results and provide a link to the zip file containing detailed
results. Ideally I would have liked to show a log-log scale scatter
plot of all the results (size/throughput vs parser time) but Japex
does not have this functionality (not yet, but i want to add this
capability!). So average results it is, with a 'government health
warning' that these averages are taken over a wide range of sizes and
parse times, so please download the detailed results if you want to
The size results are presented in the following chart (the detailed
report may be found here).
results are presented as a percentage of the XML document size, so
the smaller the better. The amount of compression achieved by FI can
depend on the degree to which repeating text content and attribute
values are replaced with small integer values (commonly referred to
as indexing). The FI serializers can control this degree using a
simple heuristic based on the length of the character strings for
text content and attribute values, if the length is less than 'n'
than the character string is is indexed, otherwise it is not. The red
bar labeled 'FastInfoset7SizeDriver' presents results for the fast
infoset documents with the indexing of character strings less than 7
in length (the default value for the implementation of the Fast
Infoset serializers), the green bar labeled 'FastInfoset64SizeDriver'
presents results for the indexing of character strings less than 64
in length. It is my understanding that bnux indexes all character
strings up front at the head of the document.
When an appropriate degree of indexing is chosen FI is in most cases
slightly more efficient than bnux.
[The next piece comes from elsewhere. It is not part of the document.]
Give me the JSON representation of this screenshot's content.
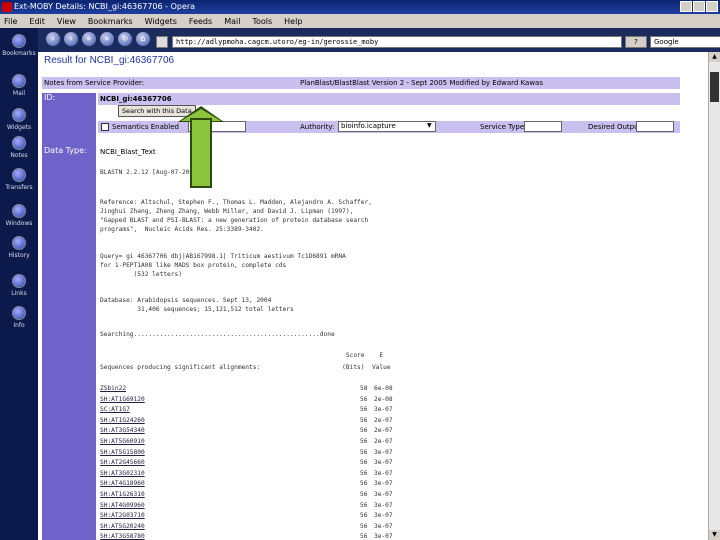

In three cases bnux is more
efficient than FI. My initial guess as to why this is the case is
that FI, for the most part, is slightly more efficient at 'packing'
information but in some cases the length prefix encoding of character
strings for FI is more costly than zero terminating encoding of
character strings for bnux.
The parse results are presented in the following chart (the detailed
report may be found here).
The average results are presented as a percentage of the bnux
parse time, so the smaller the better. These results show that FI is
slightly faster than bnux. In three cases bnux is slightly faster.
Although the average results do not show a difference between the
degrees of indexing (64 and 4096) there is a difference in individual
results when correlated to differences in size. These results are
As i said earlier FI is likely to have an unfair advantage over
bnux because of where the well-formed checking is performed. To
ascertain how unfair this might be I hacked together an FI SAX parser
that performed no well-formed checking then measured this against the
well-formed checking SAX parser and the bnux parser using a XOM null
node factory (which performs no creation of nodes and therefore no
well-formed checking). The detailed report may be found here.
From these and the previous results it is possible to obtain the
approximate cost of a FI XOM parser with XOM well-formed checking by
doing the following:
subtract the null node factory parse time from the bnux parse
add the value obtained 1 to the hacked FI SAX parser that
performs no well-formed checking
compare 2 against the bnux parse time.
The data indicates that such a FI XOM parser would be anywhere
between 5 to 20% slower (depending on the document) with an average
of 5%. This is also encouraging! Intuitively this is to be expected
as bnux is a simpler format than Fast Infoset so i would expect it to
be more efficient in this respect. (But note that the differences
between the Fast Infoset encoding and the bnux encoding are not that
great so, intuitively, i would not expect the differences to be that
Overall the results using the FI XOM parser (with well-formed
checking performed by the parser) and the possible results using a
theoretical XOM parser (with well-formed checking performed by XOM)
indicate that it is worth implementing an FI XOM parser in the same
manner as bnux for practical use with XOM and also nux. Development
of such a parser, in addition to an efficient serializer, is likely
to take longer than the development of the prototype parser. I may
need to rethink the design of vocabulary tables and external
vocabularies such that implementations can optimize the vocabulary table
representation and convert to and from a canonical vocabulary table